What to do → Extract every line of the material that holds the string "Combat".
════════════════════
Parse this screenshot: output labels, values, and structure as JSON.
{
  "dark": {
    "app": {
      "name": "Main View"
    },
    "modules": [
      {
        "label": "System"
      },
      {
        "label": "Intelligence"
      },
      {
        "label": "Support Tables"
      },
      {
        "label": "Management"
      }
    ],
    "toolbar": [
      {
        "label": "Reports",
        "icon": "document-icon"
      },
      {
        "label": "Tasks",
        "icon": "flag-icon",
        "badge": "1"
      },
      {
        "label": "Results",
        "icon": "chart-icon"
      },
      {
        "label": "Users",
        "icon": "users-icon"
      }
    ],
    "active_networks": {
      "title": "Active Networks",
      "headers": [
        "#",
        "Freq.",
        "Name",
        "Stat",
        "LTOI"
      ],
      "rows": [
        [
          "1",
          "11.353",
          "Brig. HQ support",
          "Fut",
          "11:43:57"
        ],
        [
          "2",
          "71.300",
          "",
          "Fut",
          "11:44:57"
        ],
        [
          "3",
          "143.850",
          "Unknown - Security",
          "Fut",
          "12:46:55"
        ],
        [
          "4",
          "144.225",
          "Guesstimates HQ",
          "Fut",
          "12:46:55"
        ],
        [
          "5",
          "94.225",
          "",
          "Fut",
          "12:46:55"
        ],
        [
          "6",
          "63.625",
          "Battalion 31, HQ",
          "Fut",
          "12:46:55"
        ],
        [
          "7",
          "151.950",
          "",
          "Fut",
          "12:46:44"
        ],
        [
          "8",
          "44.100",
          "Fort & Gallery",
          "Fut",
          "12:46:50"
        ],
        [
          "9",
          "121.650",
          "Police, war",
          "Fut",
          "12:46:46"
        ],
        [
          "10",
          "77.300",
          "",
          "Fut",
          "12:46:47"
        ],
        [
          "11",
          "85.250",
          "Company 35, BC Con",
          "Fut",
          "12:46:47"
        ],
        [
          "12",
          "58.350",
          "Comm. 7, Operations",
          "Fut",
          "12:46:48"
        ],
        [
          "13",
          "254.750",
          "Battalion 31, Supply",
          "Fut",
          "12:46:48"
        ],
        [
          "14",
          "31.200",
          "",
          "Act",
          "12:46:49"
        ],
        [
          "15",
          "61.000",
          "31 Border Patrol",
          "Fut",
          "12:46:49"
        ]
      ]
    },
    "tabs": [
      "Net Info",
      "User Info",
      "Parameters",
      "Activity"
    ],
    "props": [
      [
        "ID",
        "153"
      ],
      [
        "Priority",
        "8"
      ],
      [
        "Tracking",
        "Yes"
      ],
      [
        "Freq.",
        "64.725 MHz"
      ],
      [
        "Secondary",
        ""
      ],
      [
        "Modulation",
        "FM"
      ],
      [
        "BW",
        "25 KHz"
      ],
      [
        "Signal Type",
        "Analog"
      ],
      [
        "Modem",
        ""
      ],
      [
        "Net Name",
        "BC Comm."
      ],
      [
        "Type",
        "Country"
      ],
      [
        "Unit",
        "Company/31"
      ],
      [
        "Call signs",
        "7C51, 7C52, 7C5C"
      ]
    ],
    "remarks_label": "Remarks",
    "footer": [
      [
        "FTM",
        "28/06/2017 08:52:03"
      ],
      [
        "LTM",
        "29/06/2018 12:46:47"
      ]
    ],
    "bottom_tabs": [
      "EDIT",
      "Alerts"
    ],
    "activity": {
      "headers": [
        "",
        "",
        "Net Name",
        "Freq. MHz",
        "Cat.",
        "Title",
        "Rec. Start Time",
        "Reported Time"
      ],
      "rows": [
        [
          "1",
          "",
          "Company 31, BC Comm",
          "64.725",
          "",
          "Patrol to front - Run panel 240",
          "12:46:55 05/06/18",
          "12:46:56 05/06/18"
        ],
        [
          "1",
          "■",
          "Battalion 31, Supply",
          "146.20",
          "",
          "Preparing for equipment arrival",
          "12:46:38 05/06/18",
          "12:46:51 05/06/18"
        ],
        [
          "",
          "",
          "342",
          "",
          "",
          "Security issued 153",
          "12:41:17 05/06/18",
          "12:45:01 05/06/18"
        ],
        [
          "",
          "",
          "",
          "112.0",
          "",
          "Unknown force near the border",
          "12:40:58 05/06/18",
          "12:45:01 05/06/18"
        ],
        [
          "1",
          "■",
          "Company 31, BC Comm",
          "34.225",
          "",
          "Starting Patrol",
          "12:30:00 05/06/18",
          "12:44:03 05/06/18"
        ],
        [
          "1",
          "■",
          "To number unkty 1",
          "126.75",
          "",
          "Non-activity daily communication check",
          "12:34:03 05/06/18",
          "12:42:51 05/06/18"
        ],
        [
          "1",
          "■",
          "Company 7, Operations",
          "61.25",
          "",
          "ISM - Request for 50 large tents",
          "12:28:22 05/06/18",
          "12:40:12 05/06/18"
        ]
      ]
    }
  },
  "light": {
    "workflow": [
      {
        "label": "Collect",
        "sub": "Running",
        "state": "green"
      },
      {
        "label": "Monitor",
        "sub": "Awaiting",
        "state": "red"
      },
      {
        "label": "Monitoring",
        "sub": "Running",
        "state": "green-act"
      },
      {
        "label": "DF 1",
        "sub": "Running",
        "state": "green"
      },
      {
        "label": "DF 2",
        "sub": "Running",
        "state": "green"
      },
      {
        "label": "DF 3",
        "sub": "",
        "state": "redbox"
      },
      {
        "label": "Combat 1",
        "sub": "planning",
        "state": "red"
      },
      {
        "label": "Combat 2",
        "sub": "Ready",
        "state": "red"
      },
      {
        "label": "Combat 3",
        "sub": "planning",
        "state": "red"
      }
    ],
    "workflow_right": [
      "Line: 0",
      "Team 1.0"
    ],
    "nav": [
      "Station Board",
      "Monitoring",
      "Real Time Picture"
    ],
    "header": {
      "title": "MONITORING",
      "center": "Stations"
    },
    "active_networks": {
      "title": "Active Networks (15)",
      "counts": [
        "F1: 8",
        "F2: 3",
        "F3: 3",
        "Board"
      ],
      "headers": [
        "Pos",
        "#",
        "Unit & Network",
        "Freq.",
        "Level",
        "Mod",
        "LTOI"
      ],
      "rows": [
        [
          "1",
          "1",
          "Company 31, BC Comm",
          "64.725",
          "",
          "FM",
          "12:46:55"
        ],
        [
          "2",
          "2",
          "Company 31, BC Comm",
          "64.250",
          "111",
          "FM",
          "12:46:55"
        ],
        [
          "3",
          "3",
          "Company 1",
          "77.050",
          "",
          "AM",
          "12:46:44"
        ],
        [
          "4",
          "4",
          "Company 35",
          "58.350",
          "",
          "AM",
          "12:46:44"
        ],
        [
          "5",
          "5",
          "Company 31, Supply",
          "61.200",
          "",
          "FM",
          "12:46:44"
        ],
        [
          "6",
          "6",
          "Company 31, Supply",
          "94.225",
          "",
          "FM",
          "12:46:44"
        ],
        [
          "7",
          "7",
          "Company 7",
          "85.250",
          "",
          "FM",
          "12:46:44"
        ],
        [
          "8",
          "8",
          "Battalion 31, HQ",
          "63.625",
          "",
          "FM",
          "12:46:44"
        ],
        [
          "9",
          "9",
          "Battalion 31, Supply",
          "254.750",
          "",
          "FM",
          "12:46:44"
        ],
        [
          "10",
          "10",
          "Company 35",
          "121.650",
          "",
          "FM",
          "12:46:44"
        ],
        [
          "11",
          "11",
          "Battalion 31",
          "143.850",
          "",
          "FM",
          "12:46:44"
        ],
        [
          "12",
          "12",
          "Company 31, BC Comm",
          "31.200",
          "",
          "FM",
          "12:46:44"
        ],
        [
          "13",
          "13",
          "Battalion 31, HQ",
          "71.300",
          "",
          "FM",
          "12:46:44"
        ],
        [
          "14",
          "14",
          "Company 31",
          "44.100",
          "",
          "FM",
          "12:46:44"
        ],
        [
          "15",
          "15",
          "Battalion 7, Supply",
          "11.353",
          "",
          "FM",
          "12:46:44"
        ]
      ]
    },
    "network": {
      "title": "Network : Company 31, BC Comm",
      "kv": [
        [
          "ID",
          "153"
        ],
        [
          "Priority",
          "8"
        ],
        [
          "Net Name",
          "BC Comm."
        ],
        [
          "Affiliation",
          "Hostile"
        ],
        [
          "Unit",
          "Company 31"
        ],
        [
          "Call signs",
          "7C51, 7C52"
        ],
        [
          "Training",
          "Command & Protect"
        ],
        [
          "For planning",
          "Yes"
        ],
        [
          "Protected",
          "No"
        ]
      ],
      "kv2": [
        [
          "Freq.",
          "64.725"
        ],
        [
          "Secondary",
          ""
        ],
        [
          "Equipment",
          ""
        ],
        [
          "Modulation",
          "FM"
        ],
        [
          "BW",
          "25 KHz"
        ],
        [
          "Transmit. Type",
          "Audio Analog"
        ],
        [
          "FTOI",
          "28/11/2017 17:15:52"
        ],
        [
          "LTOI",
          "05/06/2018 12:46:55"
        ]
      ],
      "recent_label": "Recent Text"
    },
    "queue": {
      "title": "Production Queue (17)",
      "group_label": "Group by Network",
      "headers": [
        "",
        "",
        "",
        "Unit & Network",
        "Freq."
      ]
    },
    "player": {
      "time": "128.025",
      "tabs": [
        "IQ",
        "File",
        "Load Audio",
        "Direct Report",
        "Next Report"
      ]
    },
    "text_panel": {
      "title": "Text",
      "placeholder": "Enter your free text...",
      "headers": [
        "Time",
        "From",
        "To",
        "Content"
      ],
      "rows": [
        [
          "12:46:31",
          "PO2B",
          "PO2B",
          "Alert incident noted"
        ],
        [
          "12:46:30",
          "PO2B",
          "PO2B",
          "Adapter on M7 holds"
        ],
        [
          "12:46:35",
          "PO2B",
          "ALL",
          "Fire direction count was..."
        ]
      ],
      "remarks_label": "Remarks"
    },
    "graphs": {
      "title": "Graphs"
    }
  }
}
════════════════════
Result →
        "label": "Combat 1",
        "label": "Combat 2",
        "label": "Combat 3",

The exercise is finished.